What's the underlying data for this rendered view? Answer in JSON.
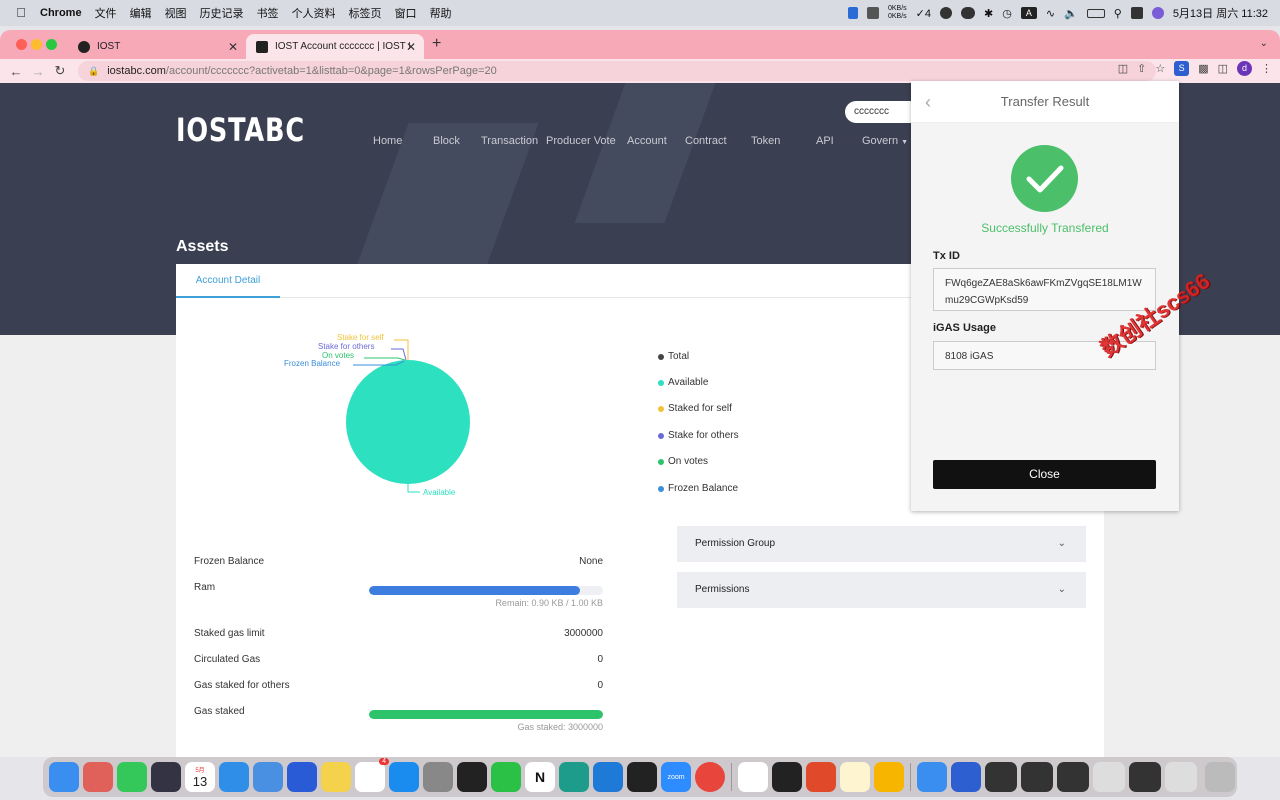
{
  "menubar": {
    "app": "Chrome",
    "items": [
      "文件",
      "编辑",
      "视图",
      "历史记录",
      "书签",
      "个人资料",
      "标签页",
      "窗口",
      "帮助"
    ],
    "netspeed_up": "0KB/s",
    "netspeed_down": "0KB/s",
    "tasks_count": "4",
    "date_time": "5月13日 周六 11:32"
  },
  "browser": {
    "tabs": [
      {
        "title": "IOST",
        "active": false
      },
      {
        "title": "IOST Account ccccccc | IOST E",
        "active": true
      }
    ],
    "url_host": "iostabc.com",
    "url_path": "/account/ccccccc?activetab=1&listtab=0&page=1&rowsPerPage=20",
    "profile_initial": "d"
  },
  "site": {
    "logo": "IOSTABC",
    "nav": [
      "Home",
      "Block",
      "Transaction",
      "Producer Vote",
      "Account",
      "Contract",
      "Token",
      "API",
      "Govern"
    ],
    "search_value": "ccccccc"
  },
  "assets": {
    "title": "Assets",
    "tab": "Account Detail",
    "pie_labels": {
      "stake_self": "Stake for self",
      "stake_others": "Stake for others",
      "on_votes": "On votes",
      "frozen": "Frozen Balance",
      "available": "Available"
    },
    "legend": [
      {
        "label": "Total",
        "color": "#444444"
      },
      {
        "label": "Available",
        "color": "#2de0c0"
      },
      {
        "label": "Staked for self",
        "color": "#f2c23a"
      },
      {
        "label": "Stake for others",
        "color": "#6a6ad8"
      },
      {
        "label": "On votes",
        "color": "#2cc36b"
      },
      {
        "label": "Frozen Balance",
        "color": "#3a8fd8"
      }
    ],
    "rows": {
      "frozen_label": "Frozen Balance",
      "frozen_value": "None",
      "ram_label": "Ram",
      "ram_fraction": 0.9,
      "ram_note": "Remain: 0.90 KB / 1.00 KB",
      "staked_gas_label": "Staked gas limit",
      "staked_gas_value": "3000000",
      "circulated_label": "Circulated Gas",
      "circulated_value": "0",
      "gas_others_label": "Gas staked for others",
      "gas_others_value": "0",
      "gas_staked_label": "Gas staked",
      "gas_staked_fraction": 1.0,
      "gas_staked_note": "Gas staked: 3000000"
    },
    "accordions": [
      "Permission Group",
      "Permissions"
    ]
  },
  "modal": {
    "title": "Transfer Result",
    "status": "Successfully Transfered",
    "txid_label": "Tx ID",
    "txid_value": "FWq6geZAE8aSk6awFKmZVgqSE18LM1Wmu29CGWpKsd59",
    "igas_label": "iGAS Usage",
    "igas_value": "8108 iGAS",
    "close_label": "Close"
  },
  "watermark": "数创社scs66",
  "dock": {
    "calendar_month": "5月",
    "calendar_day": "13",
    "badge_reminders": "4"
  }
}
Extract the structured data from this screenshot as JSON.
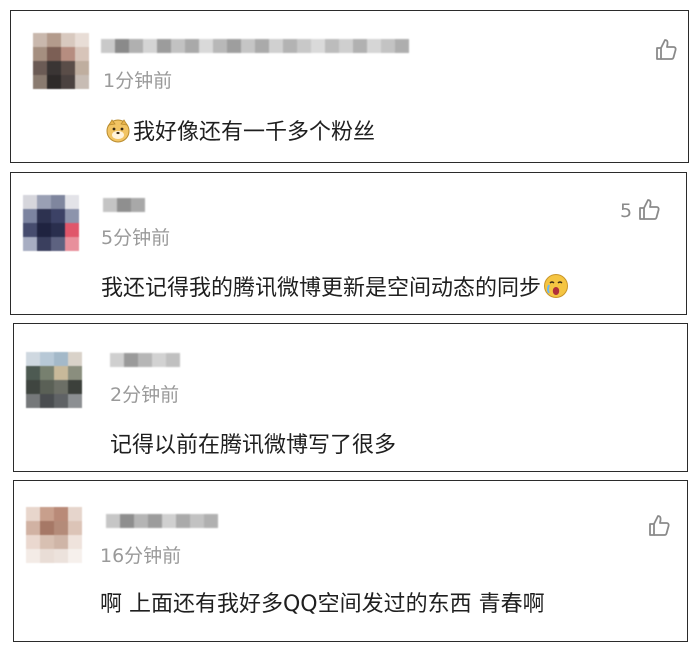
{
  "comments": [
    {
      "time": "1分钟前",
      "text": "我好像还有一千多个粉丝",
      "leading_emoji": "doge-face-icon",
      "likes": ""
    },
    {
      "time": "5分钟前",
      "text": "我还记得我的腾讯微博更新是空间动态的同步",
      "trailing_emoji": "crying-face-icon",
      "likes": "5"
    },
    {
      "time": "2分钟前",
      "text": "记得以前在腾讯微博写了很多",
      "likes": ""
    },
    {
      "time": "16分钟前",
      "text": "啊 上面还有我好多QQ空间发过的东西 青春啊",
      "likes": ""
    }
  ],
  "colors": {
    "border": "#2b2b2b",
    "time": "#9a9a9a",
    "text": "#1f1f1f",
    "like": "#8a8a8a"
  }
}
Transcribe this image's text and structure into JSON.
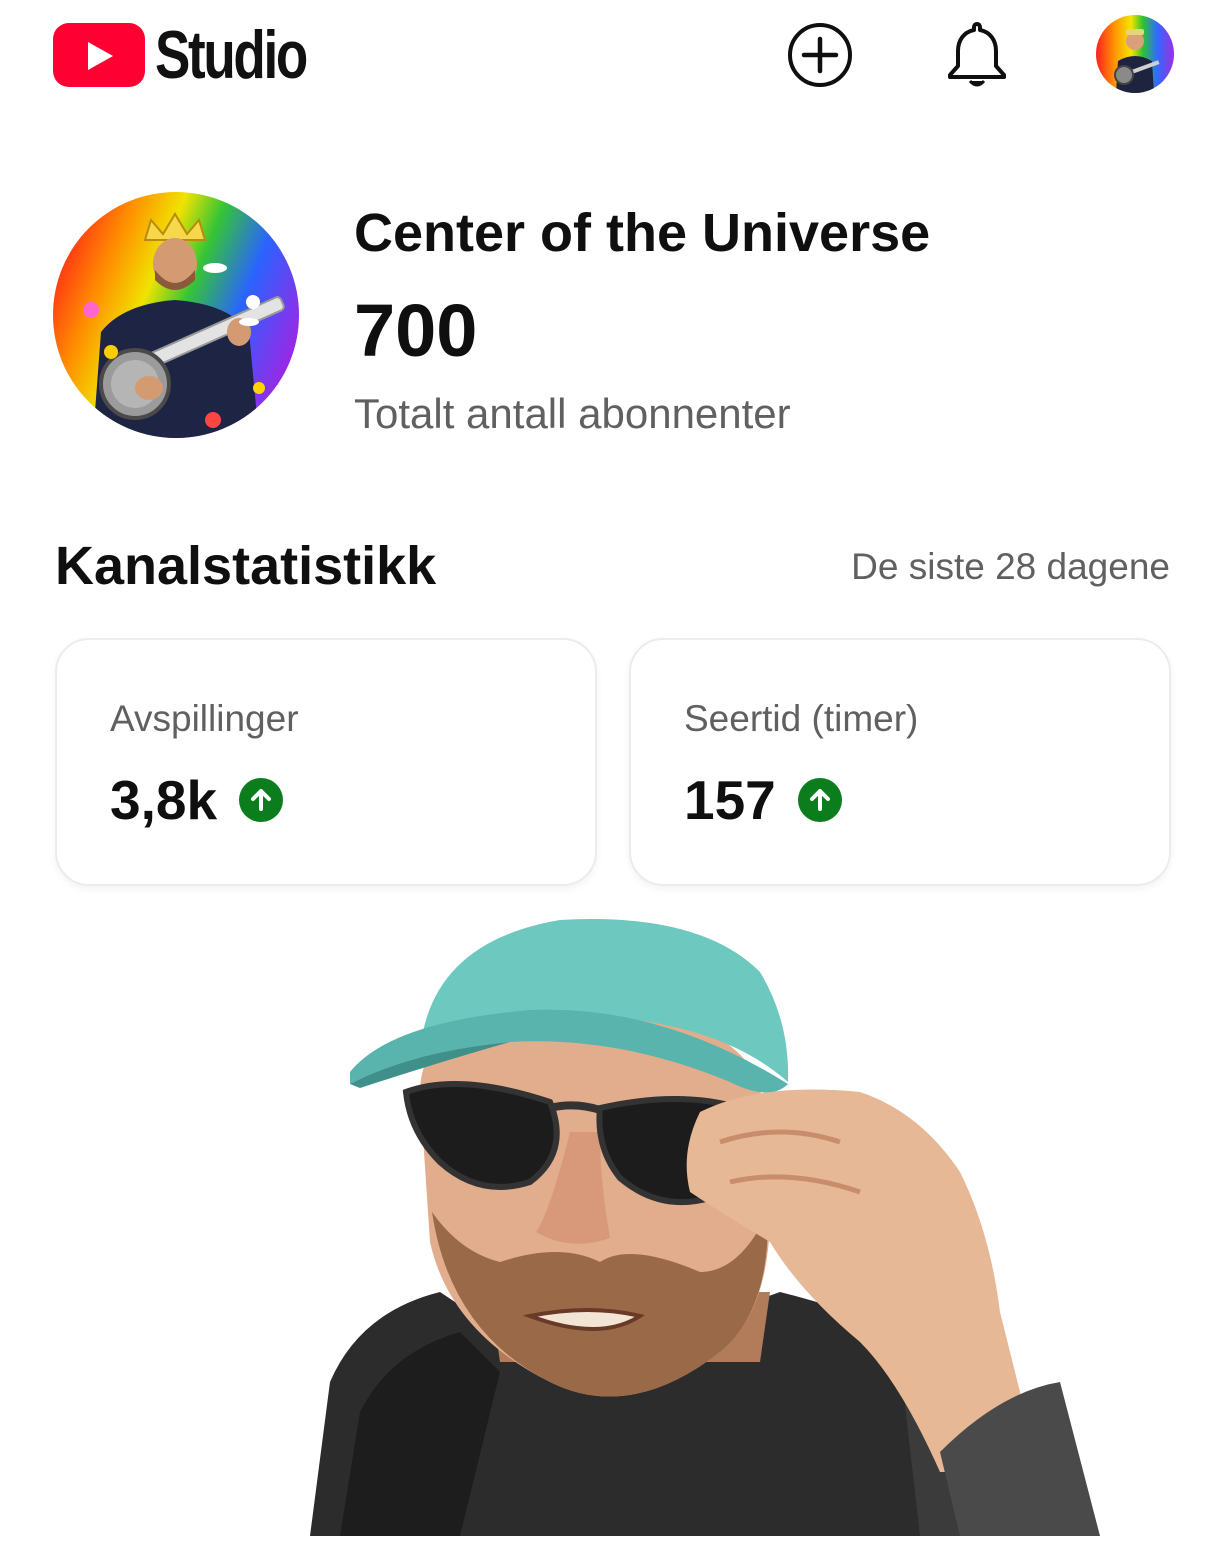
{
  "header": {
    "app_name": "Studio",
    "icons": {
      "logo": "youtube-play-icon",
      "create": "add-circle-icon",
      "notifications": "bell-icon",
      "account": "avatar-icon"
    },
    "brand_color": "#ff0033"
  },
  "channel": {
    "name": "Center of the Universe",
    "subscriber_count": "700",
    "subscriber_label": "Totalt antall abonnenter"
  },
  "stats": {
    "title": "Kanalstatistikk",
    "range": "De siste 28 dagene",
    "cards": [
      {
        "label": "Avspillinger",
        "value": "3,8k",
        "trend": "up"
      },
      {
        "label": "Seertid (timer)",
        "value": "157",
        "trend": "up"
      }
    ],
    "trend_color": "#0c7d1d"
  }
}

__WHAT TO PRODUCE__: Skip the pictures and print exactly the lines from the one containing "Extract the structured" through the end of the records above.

__YOUR RESPONSE__:
Extract the structured data from this screenshot as JSON.
{
  "comments": [
    {
      "time": "1分钟前",
      "text": "我好像还有一千多个粉丝",
      "leading_emoji": "doge-face-icon",
      "likes": ""
    },
    {
      "time": "5分钟前",
      "text": "我还记得我的腾讯微博更新是空间动态的同步",
      "trailing_emoji": "crying-face-icon",
      "likes": "5"
    },
    {
      "time": "2分钟前",
      "text": "记得以前在腾讯微博写了很多",
      "likes": ""
    },
    {
      "time": "16分钟前",
      "text": "啊 上面还有我好多QQ空间发过的东西 青春啊",
      "likes": ""
    }
  ],
  "colors": {
    "border": "#2b2b2b",
    "time": "#9a9a9a",
    "text": "#1f1f1f",
    "like": "#8a8a8a"
  }
}
Transcribe this image's text and structure into JSON.
{
  "header": {
    "app_name": "Studio",
    "icons": {
      "logo": "youtube-play-icon",
      "create": "add-circle-icon",
      "notifications": "bell-icon",
      "account": "avatar-icon"
    },
    "brand_color": "#ff0033"
  },
  "channel": {
    "name": "Center of the Universe",
    "subscriber_count": "700",
    "subscriber_label": "Totalt antall abonnenter"
  },
  "stats": {
    "title": "Kanalstatistikk",
    "range": "De siste 28 dagene",
    "cards": [
      {
        "label": "Avspillinger",
        "value": "3,8k",
        "trend": "up"
      },
      {
        "label": "Seertid (timer)",
        "value": "157",
        "trend": "up"
      }
    ],
    "trend_color": "#0c7d1d"
  }
}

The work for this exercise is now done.